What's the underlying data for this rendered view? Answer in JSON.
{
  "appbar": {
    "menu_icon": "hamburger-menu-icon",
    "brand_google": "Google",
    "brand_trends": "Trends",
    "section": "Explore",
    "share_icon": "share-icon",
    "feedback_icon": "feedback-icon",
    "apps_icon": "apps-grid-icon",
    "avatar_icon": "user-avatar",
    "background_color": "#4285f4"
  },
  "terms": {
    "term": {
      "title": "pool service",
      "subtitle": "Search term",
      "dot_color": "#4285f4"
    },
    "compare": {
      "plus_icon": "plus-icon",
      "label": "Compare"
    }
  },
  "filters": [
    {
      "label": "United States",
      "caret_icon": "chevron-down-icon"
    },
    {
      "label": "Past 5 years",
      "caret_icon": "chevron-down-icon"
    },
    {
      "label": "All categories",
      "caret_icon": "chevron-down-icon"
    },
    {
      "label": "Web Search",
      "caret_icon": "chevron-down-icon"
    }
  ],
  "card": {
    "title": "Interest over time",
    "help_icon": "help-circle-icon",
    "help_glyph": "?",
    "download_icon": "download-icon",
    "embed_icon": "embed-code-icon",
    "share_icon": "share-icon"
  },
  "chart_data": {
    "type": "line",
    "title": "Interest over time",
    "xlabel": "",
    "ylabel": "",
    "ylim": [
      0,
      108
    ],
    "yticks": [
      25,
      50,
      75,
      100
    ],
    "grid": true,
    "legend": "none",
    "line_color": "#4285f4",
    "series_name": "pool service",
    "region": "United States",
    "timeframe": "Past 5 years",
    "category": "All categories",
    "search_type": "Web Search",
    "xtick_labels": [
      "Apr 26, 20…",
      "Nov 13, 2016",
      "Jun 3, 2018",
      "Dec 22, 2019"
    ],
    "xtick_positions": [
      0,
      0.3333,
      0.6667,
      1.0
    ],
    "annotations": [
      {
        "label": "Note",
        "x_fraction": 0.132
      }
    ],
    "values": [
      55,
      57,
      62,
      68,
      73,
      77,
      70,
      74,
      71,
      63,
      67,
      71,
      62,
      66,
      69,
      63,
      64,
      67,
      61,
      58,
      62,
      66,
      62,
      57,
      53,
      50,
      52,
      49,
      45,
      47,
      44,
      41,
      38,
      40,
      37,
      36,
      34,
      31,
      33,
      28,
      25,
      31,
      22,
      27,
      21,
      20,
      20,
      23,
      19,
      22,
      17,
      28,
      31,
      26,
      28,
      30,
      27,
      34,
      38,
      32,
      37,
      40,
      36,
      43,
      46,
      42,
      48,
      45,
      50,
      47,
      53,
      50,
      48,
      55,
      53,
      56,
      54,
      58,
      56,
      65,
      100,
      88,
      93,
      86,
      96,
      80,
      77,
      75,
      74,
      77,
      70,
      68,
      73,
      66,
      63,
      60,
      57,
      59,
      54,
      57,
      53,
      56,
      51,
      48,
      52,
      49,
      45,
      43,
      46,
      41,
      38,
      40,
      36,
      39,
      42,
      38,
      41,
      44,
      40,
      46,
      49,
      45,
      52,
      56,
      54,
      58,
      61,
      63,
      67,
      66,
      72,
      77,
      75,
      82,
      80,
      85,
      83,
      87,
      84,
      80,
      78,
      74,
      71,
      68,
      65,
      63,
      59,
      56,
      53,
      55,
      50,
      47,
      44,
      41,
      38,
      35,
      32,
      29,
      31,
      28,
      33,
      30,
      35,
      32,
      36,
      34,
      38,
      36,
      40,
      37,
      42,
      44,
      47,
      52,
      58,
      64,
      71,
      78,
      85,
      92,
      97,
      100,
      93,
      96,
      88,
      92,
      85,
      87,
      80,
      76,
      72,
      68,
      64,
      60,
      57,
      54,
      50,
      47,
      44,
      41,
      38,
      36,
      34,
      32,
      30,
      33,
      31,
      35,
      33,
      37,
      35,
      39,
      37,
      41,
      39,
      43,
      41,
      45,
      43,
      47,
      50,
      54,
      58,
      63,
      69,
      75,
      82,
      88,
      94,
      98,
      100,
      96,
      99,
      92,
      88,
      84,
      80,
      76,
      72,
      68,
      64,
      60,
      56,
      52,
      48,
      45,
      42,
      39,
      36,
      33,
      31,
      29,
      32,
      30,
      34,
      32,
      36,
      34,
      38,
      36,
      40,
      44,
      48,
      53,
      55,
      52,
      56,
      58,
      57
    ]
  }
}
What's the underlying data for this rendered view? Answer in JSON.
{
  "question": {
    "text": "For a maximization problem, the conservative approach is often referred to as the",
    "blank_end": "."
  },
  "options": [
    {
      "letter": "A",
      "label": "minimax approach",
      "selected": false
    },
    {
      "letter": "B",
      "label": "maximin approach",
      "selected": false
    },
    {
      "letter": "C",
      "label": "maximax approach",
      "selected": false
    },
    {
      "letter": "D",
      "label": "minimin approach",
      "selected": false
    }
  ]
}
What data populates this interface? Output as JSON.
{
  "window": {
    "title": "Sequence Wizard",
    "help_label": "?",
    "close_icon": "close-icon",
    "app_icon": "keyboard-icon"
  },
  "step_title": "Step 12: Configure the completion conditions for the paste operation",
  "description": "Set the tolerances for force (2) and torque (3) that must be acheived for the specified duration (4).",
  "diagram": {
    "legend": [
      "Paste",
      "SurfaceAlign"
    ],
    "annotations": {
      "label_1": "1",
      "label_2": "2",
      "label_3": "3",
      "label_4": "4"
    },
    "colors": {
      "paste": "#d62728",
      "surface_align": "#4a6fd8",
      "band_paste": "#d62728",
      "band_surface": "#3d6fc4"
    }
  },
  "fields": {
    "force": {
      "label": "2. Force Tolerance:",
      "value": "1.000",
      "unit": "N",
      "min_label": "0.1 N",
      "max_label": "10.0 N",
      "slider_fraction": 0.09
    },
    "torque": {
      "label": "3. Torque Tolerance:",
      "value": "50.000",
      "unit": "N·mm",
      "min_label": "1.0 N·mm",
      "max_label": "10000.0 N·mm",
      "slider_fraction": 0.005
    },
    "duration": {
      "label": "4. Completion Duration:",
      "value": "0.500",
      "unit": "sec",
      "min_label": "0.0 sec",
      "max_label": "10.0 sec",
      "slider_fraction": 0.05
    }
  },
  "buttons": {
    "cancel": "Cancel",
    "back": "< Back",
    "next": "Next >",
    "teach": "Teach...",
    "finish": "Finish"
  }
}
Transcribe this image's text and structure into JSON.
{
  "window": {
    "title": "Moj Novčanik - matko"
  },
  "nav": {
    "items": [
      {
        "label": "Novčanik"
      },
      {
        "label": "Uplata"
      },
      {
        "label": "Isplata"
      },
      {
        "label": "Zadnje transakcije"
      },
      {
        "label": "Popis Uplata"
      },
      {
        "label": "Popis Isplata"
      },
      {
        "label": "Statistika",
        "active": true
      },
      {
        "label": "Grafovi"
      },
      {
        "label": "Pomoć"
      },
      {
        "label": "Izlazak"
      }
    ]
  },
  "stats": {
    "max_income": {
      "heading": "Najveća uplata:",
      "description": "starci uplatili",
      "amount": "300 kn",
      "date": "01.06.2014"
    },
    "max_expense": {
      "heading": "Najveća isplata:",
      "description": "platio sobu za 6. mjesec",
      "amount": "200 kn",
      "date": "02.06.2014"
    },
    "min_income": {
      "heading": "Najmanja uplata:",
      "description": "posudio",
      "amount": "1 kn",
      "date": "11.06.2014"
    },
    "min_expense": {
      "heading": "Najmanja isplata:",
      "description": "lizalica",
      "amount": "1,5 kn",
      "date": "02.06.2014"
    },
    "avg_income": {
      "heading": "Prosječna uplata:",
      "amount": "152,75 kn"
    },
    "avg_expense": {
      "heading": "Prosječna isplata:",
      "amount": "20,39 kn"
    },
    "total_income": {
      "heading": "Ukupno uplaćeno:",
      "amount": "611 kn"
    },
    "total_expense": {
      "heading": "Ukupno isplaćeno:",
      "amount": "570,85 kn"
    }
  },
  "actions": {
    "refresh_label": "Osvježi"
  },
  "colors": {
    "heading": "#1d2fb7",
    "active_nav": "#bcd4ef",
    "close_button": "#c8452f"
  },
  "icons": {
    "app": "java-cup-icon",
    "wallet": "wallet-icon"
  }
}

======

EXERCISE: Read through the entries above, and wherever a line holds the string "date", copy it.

EXERCISE RESULT:
      "date": "01.06.2014"
      "date": "02.06.2014"
      "date": "11.06.2014"
      "date": "02.06.2014"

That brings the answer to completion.